Have I mentioned that I, my husband, and stepson, are taking ice-skating lessons? We go every Wednesday evening to our respective classes, and on Fridays, we come for open rink time. All this, and I don't own a decent pair of skates. As awful and uncomfortable as the rental skates are, my own cheap skates, I've discovered, are worse. To get a decent pair, I'm told, involves more than two hours of driving. I should be prepared to spend upwards of $150 and three or four hours getting them properly fitted. I hesitate to do it. After all, I keep thinking, what if I get pregnant and don't skate again for years? Or ever? Do I really want to invest so literally in a life that assumes it's never going to happen? Besides, there must be infinite better ways to spend that time and money.
B~ and J~ both have inexpensive hockey skates, but they are beginners, and happy with what they have. In the short time they've skated, B~ has advanced from clinging to the nearest solid object, feet flying out from under him in all directions, to circling the rink all on his own, albeit in a nervous, chin-forward hunch. J~ has gone from said nervous hunch, gripping my hand so hard my fingers hurt, to a relaxed, upright, independent glide. Occasionally he'll move to the center of the rink to attempt backwards skating, drawing his feet apart and together again, carving slow hourglass patterns into the less-traveled ice.
I spend most of my rink time in that center area, working on figure-skating basics: the 3-turn, the Mohawk, backward cross-overs, two-legged spins. Last night, I admired one of my more advanced classmates, H~, for launching up off his left skate going forward, and coming down on the right, gliding backwards. "I think it's called a toe-jump," he told me. "If you can add three hundred sixty degrees to the spin, it might be a single toe-loop." We both laughed at that one. It's unimaginable.
H~ showed me how he first learned the jump, by practicing against the boards, placing a hand against the wall to steady himself on landing. "Use your arms for momentum. Throw your leg forward," he encouraged, and I did, leaning heavily on the wall for support. By the end of the evening, I was risking little jumps, awkwardly, not always successfully, without touching the wall. One time I tried it away from the wall entirely, and when I didn't chicken out, and didn't fall either, I was like a triumphant kid, wishing Mom was there to see.
So I made a decision: I'm going to buy good skates first thing Monday.
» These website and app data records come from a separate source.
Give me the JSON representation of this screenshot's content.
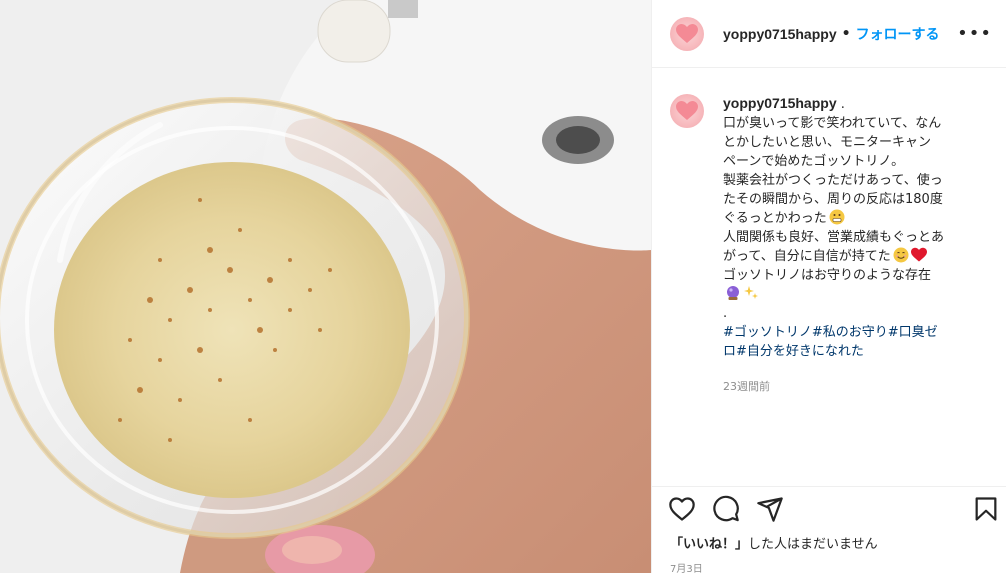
{
  "post": {
    "username": "yoppy0715happy",
    "separator": "•",
    "follow_label": "フォローする",
    "more_label": "•••"
  },
  "caption": {
    "username": "yoppy0715happy",
    "user_suffix": " .",
    "lines": [
      "口が臭いって影で笑われていて、なん",
      "とかしたいと思い、モニターキャン",
      "ペーンで始めたゴッソトリノ。",
      "製薬会社がつくっただけあって、使っ",
      "たその瞬間から、周りの反応は180度",
      "ぐるっとかわった",
      "人間関係も良好、営業成績もぐっとあ",
      "がって、自分に自信が持てた",
      "ゴッソトリノはお守りのような存在",
      "",
      "."
    ],
    "hashtags_line1": "#ゴッソトリノ#私のお守り#口臭ゼ",
    "hashtags_line2": "ロ#自分を好きになれた",
    "time_ago": "23週間前"
  },
  "engagement": {
    "likes_bold": "「いいね！」",
    "likes_rest": "した人はまだいません",
    "date": "7月3日"
  },
  "icons": {
    "like": "heart-icon",
    "comment": "comment-icon",
    "share": "share-icon",
    "save": "bookmark-icon"
  },
  "colors": {
    "link": "#0095f6",
    "hashtag": "#00376b",
    "muted": "#8e8e8e",
    "text": "#262626"
  }
}
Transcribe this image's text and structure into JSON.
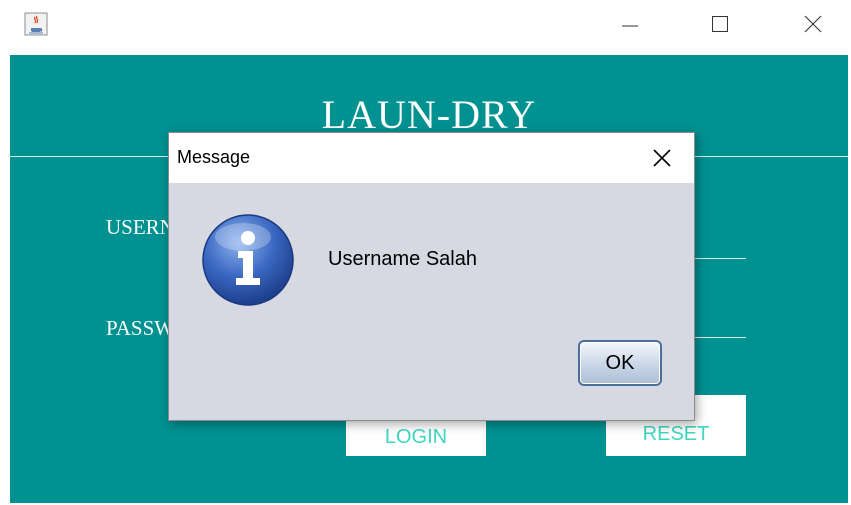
{
  "window": {
    "icon": "java-cup-icon",
    "controls": {
      "minimize": "minimize-icon",
      "maximize": "maximize-icon",
      "close": "close-icon"
    }
  },
  "app": {
    "title": "LAUN-DRY",
    "username_label": "USERNAME",
    "password_label": "PASSWORD",
    "login_label": "LOGIN",
    "reset_label": "RESET",
    "background_color": "#009191",
    "button_text_color": "#3fd6bf"
  },
  "dialog": {
    "title": "Message",
    "message": "Username Salah",
    "ok_label": "OK",
    "icon": "info-icon",
    "background_color": "#d6d9e1"
  }
}
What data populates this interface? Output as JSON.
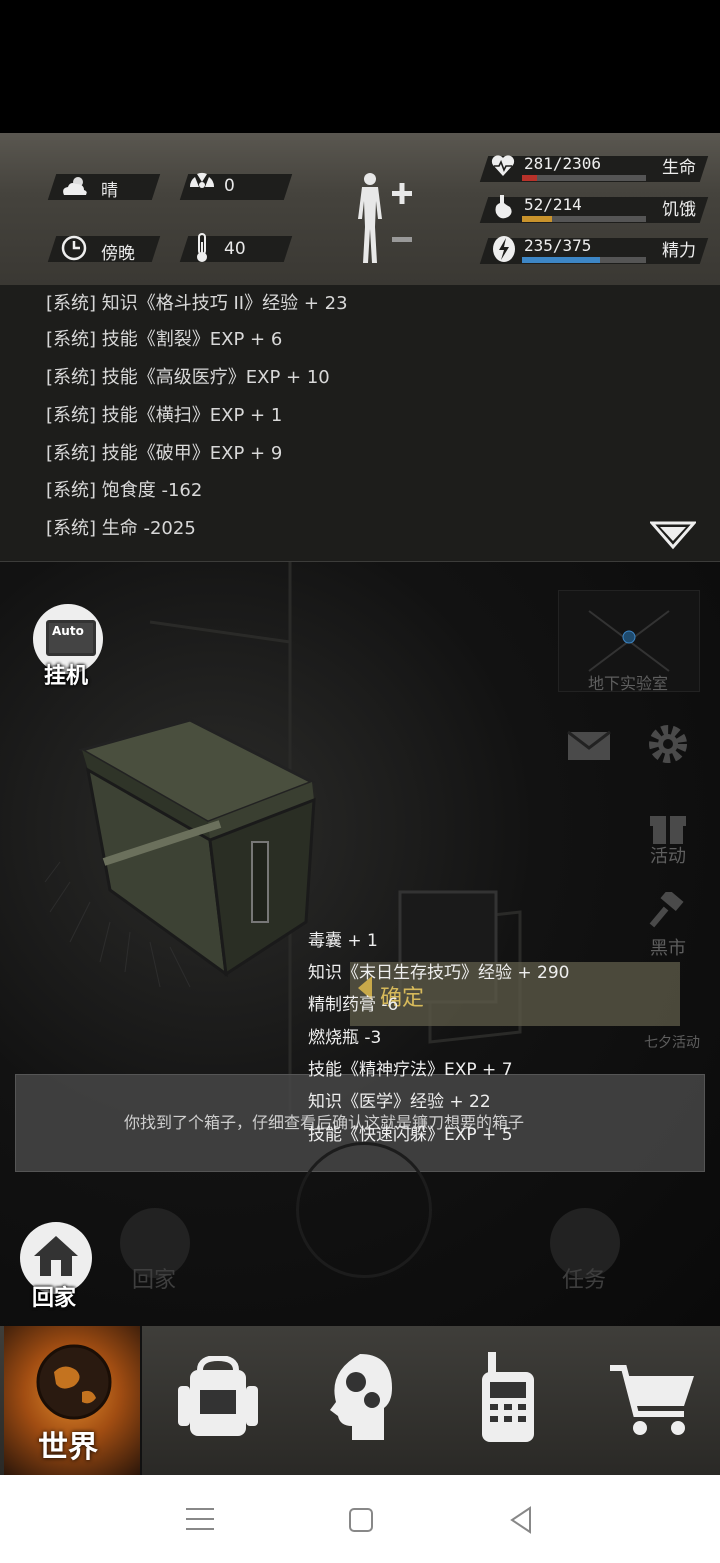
{
  "status": {
    "weather": {
      "icon": "cloud-sun-icon",
      "label": "晴"
    },
    "radiation": {
      "icon": "radiation-icon",
      "value": "0"
    },
    "time": {
      "icon": "clock-icon",
      "label": "傍晚"
    },
    "temperature": {
      "icon": "thermometer-icon",
      "value": "40"
    },
    "stats": [
      {
        "name": "生命",
        "value": "281/2306",
        "fraction": 0.122,
        "color": "#b8322a",
        "icon": "heart-icon"
      },
      {
        "name": "饥饿",
        "value": "52/214",
        "fraction": 0.243,
        "color": "#c9932c",
        "icon": "stomach-icon"
      },
      {
        "name": "精力",
        "value": "235/375",
        "fraction": 0.627,
        "color": "#3d86c6",
        "icon": "energy-icon"
      }
    ]
  },
  "log": {
    "lines": [
      "[系统] 知识《格斗技巧 II》经验 + 23",
      "[系统] 技能《割裂》EXP + 6",
      "[系统] 技能《高级医疗》EXP + 10",
      "[系统] 技能《横扫》EXP + 1",
      "[系统] 技能《破甲》EXP + 9",
      "[系统] 饱食度 -162",
      "[系统] 生命 -2025"
    ]
  },
  "scene": {
    "auto_label": "挂机",
    "auto_badge": "Auto",
    "map_label": "地下实验室",
    "side": {
      "event": "活动",
      "market": "黑市",
      "qixi": "七夕活动"
    },
    "faded_home": "回家",
    "faded_task": "任务",
    "confirm_label": "确定",
    "rewards": [
      "毒囊 + 1",
      "知识《末日生存技巧》经验 + 290",
      "精制药膏 -6",
      "燃烧瓶 -3",
      "技能《精神疗法》EXP + 7",
      "知识《医学》经验 + 22",
      "技能《快速闪躲》EXP + 5"
    ],
    "message": "你找到了个箱子，仔细查看后确认这就是镰刀想要的箱子",
    "home_label": "回家"
  },
  "bottom_tabs": [
    {
      "label": "世界",
      "icon": "globe-icon",
      "active": true
    },
    {
      "label": "",
      "icon": "backpack-icon"
    },
    {
      "label": "",
      "icon": "brain-gear-icon"
    },
    {
      "label": "",
      "icon": "walkie-talkie-icon"
    },
    {
      "label": "",
      "icon": "cart-icon"
    }
  ]
}
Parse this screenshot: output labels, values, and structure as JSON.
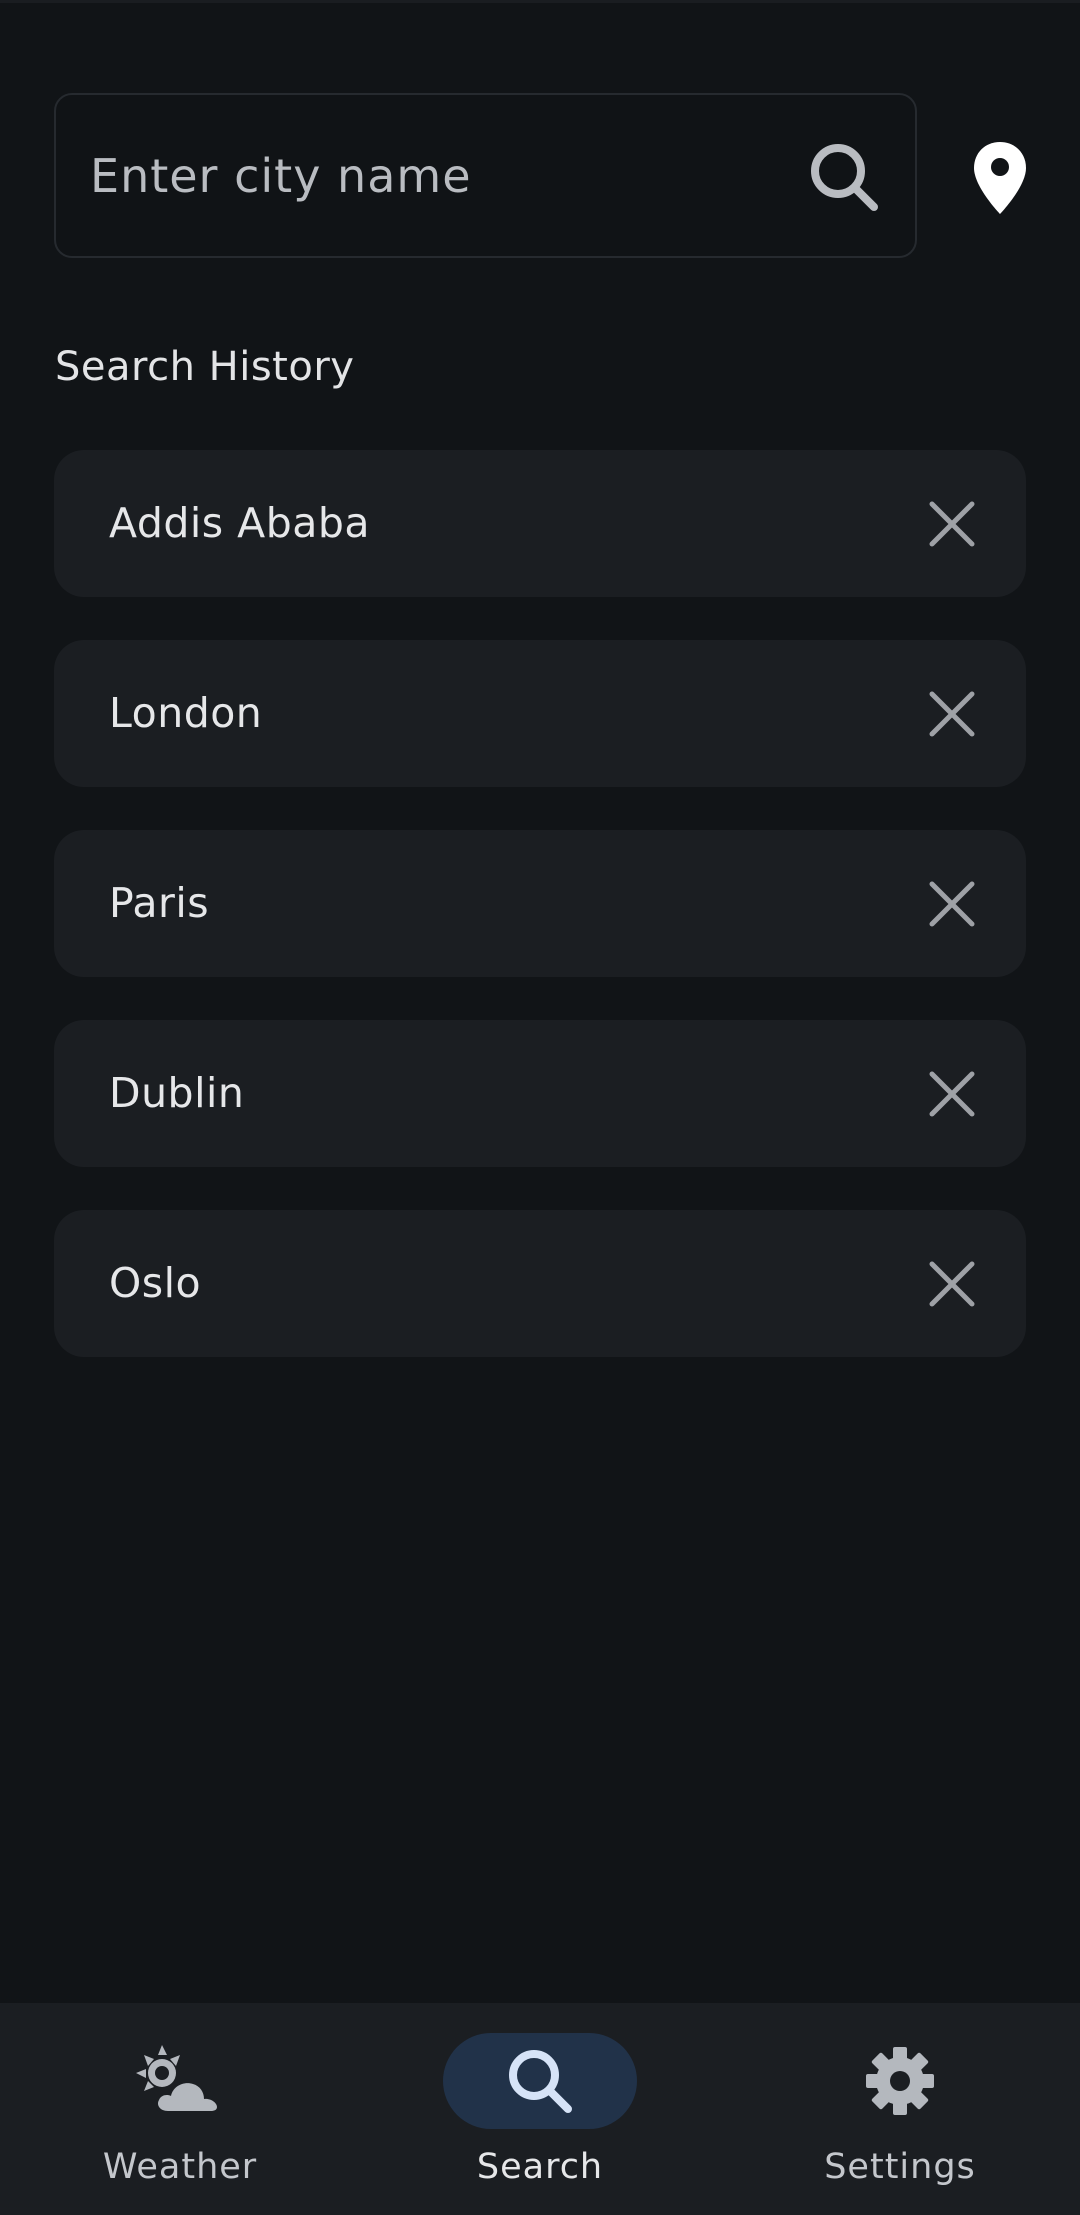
{
  "search": {
    "placeholder": "Enter city name",
    "value": "",
    "search_icon": "search-icon",
    "location_icon": "map-pin-icon"
  },
  "history": {
    "title": "Search History",
    "items": [
      {
        "label": "Addis Ababa"
      },
      {
        "label": "London"
      },
      {
        "label": "Paris"
      },
      {
        "label": "Dublin"
      },
      {
        "label": "Oslo"
      }
    ],
    "remove_icon": "close-icon"
  },
  "nav": {
    "items": [
      {
        "label": "Weather",
        "icon": "weather-partly-cloudy-icon",
        "active": false
      },
      {
        "label": "Search",
        "icon": "search-icon",
        "active": true
      },
      {
        "label": "Settings",
        "icon": "gear-icon",
        "active": false
      }
    ]
  },
  "colors": {
    "background": "#111417",
    "card": "#1b1e22",
    "active_pill": "#213249",
    "text": "#e3e4e6",
    "icon_muted": "#9ea1a6"
  }
}
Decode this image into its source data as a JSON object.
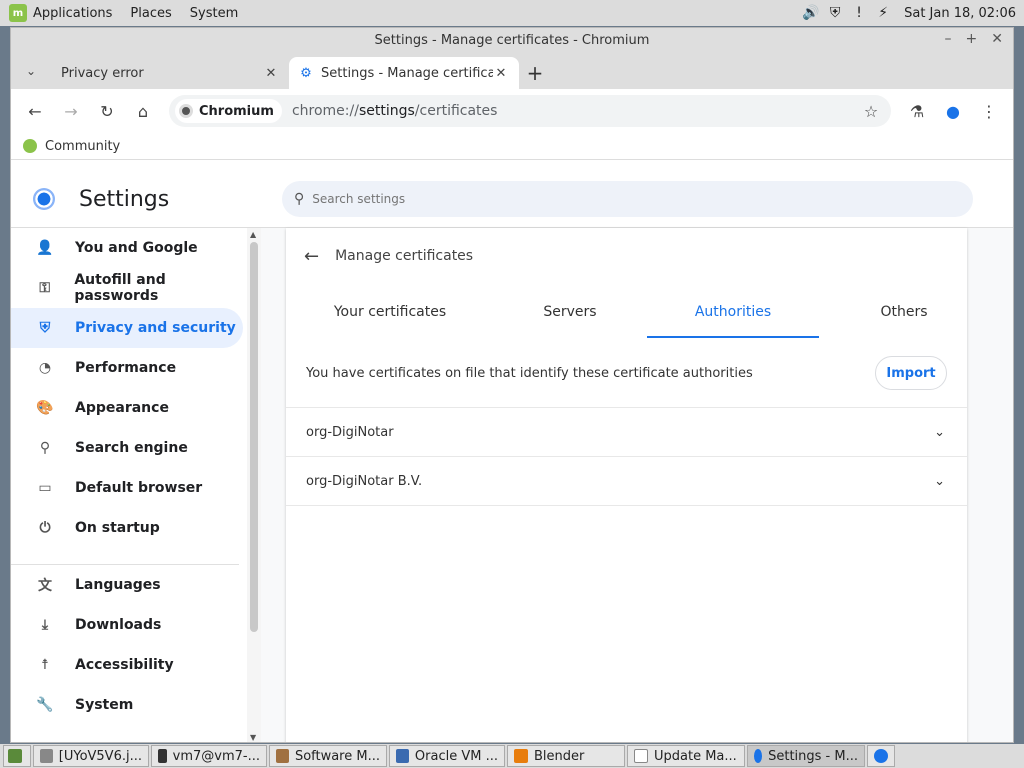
{
  "panel": {
    "applications": "Applications",
    "places": "Places",
    "system": "System",
    "clock": "Sat Jan 18, 02:06"
  },
  "window": {
    "title": "Settings - Manage certificates - Chromium",
    "tabs": [
      {
        "title": "Privacy error"
      },
      {
        "title": "Settings - Manage certificates"
      }
    ],
    "omnibox": {
      "chip": "Chromium",
      "url_scheme": "chrome://",
      "url_host": "settings",
      "url_path": "/certificates"
    },
    "bookmarks": [
      {
        "label": "Community"
      }
    ]
  },
  "settings": {
    "title": "Settings",
    "search_placeholder": "Search settings",
    "nav": [
      {
        "label": "You and Google",
        "icon": "person-icon"
      },
      {
        "label": "Autofill and passwords",
        "icon": "key-icon"
      },
      {
        "label": "Privacy and security",
        "icon": "shield-icon"
      },
      {
        "label": "Performance",
        "icon": "speedometer-icon"
      },
      {
        "label": "Appearance",
        "icon": "palette-icon"
      },
      {
        "label": "Search engine",
        "icon": "search-icon"
      },
      {
        "label": "Default browser",
        "icon": "browser-icon"
      },
      {
        "label": "On startup",
        "icon": "power-icon"
      },
      {
        "label": "Languages",
        "icon": "translate-icon"
      },
      {
        "label": "Downloads",
        "icon": "download-icon"
      },
      {
        "label": "Accessibility",
        "icon": "accessibility-icon"
      },
      {
        "label": "System",
        "icon": "wrench-icon"
      }
    ],
    "page_title": "Manage certificates",
    "cert_tabs": [
      "Your certificates",
      "Servers",
      "Authorities",
      "Others"
    ],
    "active_tab": "Authorities",
    "description": "You have certificates on file that identify these certificate authorities",
    "import_label": "Import",
    "certificates": [
      "org-DigiNotar",
      "org-DigiNotar B.V."
    ]
  },
  "taskbar": [
    {
      "label": "[UYoV5V6.j..."
    },
    {
      "label": "vm7@vm7-..."
    },
    {
      "label": "Software M..."
    },
    {
      "label": "Oracle VM ..."
    },
    {
      "label": "Blender"
    },
    {
      "label": "Update Ma..."
    },
    {
      "label": "Settings - M..."
    }
  ],
  "colors": {
    "accent": "#1a73e8",
    "selected_nav_bg": "#e8f0fe"
  }
}
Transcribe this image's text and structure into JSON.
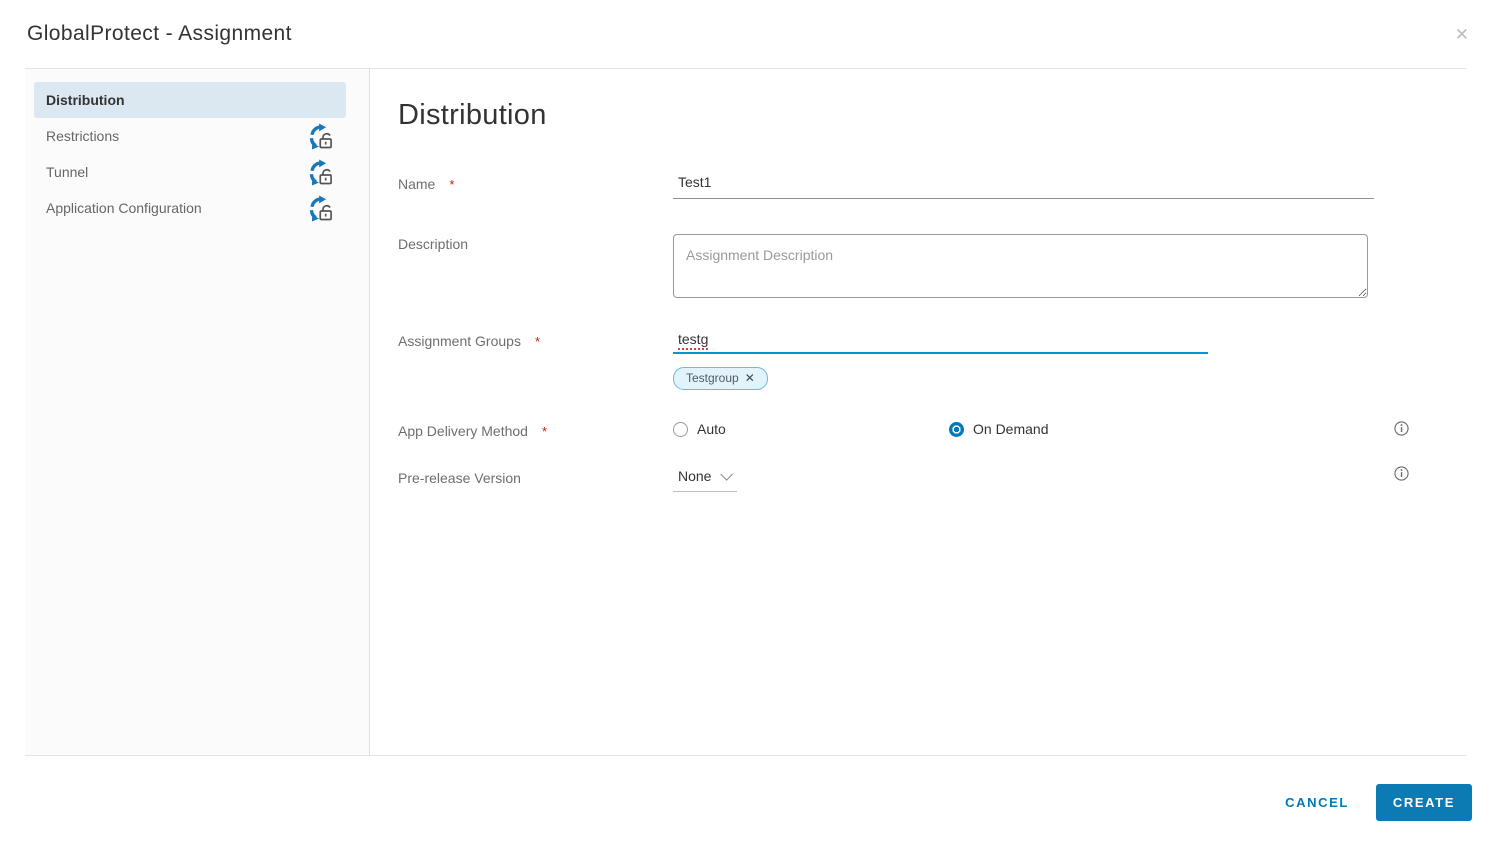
{
  "dialog": {
    "title": "GlobalProtect - Assignment",
    "close_icon": "✕"
  },
  "sidebar": {
    "items": [
      {
        "label": "Distribution",
        "selected": true,
        "locked": false
      },
      {
        "label": "Restrictions",
        "selected": false,
        "locked": true
      },
      {
        "label": "Tunnel",
        "selected": false,
        "locked": true
      },
      {
        "label": "Application Configuration",
        "selected": false,
        "locked": true
      }
    ]
  },
  "main": {
    "heading": "Distribution",
    "name": {
      "label": "Name",
      "required_marker": "*",
      "value": "Test1"
    },
    "description": {
      "label": "Description",
      "placeholder": "Assignment Description"
    },
    "assignment_groups": {
      "label": "Assignment Groups",
      "required_marker": "*",
      "typed_value": "testg",
      "chip": {
        "label": "Testgroup",
        "remove_icon": "✕"
      }
    },
    "app_delivery_method": {
      "label": "App Delivery Method",
      "required_marker": "*",
      "options": [
        {
          "label": "Auto",
          "selected": false
        },
        {
          "label": "On Demand",
          "selected": true
        }
      ]
    },
    "pre_release_version": {
      "label": "Pre-release Version",
      "value": "None"
    }
  },
  "footer": {
    "cancel_label": "CANCEL",
    "create_label": "CREATE"
  },
  "colors": {
    "accent_blue": "#0079b8",
    "create_button_bg": "#0c7bb3",
    "focus_underline": "#0095d3",
    "selected_nav_bg": "#dbe7f1",
    "chip_bg": "#e3f3fc",
    "chip_border": "#6cb9e3",
    "required_red": "#c92100",
    "sync_arrow_blue": "#1779ba"
  }
}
Who knows what the future holds. Maybe I will get pregnant, and maybe I'll hang up those expensive custom-fitted skates. Or maybe I'll find a little baby helmet and learn to skate with an infant strapped to my chest. Or even better: maybe I'll get my Mom to come along, ostensibly to hold her grandchild, but really to admire my grace and prowess on the ice.
Then again, maybe I won't ever conceive. But I'll learn to spin on one leg, and master a toe jump, the as of yet unimaginable single toe-loop, perhaps. Although certainy incomparable to the adventure of pregnancy and parenting, wouldn't that also be great?